Assignment: The entries below are to be printed again word for word.

Supplied material Start Marker

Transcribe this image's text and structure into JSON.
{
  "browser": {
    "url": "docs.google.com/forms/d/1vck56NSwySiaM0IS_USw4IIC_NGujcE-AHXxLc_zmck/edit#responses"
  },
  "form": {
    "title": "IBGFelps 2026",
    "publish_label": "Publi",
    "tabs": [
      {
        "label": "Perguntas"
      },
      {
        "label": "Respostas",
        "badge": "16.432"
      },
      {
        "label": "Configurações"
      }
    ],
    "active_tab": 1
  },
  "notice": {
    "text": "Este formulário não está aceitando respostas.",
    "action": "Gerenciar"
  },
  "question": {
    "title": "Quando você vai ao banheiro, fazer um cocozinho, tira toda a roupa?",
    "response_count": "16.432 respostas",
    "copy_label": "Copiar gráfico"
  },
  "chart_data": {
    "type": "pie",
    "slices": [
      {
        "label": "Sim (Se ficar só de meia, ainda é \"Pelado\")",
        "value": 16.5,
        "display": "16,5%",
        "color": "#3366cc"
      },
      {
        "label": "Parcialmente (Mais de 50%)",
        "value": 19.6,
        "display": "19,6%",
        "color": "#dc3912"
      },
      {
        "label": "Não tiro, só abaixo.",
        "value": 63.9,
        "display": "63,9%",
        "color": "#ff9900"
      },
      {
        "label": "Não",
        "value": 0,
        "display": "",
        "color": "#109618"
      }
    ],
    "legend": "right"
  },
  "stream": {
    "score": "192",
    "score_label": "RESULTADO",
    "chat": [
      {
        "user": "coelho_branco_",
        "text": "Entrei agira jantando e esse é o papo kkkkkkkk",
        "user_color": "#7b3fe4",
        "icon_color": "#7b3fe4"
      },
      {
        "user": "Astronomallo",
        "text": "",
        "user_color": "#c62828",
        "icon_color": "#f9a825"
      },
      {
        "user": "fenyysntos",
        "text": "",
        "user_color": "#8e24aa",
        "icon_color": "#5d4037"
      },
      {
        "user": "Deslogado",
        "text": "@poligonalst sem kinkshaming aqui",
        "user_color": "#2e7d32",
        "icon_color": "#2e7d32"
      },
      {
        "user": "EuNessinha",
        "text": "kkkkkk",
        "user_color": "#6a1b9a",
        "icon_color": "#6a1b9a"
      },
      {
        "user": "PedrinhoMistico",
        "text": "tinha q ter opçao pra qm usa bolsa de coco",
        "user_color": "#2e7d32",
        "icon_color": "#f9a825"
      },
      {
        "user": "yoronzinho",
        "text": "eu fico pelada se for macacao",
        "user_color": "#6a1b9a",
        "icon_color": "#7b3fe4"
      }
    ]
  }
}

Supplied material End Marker

Result of the exercise:
Transcribe this image's text and structure into JSON.
{
  "browser": {
    "url": "docs.google.com/forms/d/1vck56NSwySiaM0IS_USw4IIC_NGujcE-AHXxLc_zmck/edit#responses"
  },
  "form": {
    "title": "IBGFelps 2026",
    "publish_label": "Publi",
    "tabs": [
      {
        "label": "Perguntas"
      },
      {
        "label": "Respostas",
        "badge": "16.432"
      },
      {
        "label": "Configurações"
      }
    ],
    "active_tab": 1
  },
  "notice": {
    "text": "Este formulário não está aceitando respostas.",
    "action": "Gerenciar"
  },
  "question": {
    "title": "Quando você vai ao banheiro, fazer um cocozinho, tira toda a roupa?",
    "response_count": "16.432 respostas",
    "copy_label": "Copiar gráfico"
  },
  "chart_data": {
    "type": "pie",
    "slices": [
      {
        "label": "Sim (Se ficar só de meia, ainda é \"Pelado\")",
        "value": 16.5,
        "display": "16,5%",
        "color": "#3366cc"
      },
      {
        "label": "Parcialmente (Mais de 50%)",
        "value": 19.6,
        "display": "19,6%",
        "color": "#dc3912"
      },
      {
        "label": "Não tiro, só abaixo.",
        "value": 63.9,
        "display": "63,9%",
        "color": "#ff9900"
      },
      {
        "label": "Não",
        "value": 0,
        "display": "",
        "color": "#109618"
      }
    ],
    "legend": "right"
  },
  "stream": {
    "score": "192",
    "score_label": "RESULTADO",
    "chat": [
      {
        "user": "coelho_branco_",
        "text": "Entrei agira jantando e esse é o papo kkkkkkkk",
        "user_color": "#7b3fe4",
        "icon_color": "#7b3fe4"
      },
      {
        "user": "Astronomallo",
        "text": "",
        "user_color": "#c62828",
        "icon_color": "#f9a825"
      },
      {
        "user": "fenyysntos",
        "text": "",
        "user_color": "#8e24aa",
        "icon_color": "#5d4037"
      },
      {
        "user": "Deslogado",
        "text": "@poligonalst sem kinkshaming aqui",
        "user_color": "#2e7d32",
        "icon_color": "#2e7d32"
      },
      {
        "user": "EuNessinha",
        "text": "kkkkkk",
        "user_color": "#6a1b9a",
        "icon_color": "#6a1b9a"
      },
      {
        "user": "PedrinhoMistico",
        "text": "tinha q ter opçao pra qm usa bolsa de coco",
        "user_color": "#2e7d32",
        "icon_color": "#f9a825"
      },
      {
        "user": "yoronzinho",
        "text": "eu fico pelada se for macacao",
        "user_color": "#6a1b9a",
        "icon_color": "#7b3fe4"
      }
    ]
  }
}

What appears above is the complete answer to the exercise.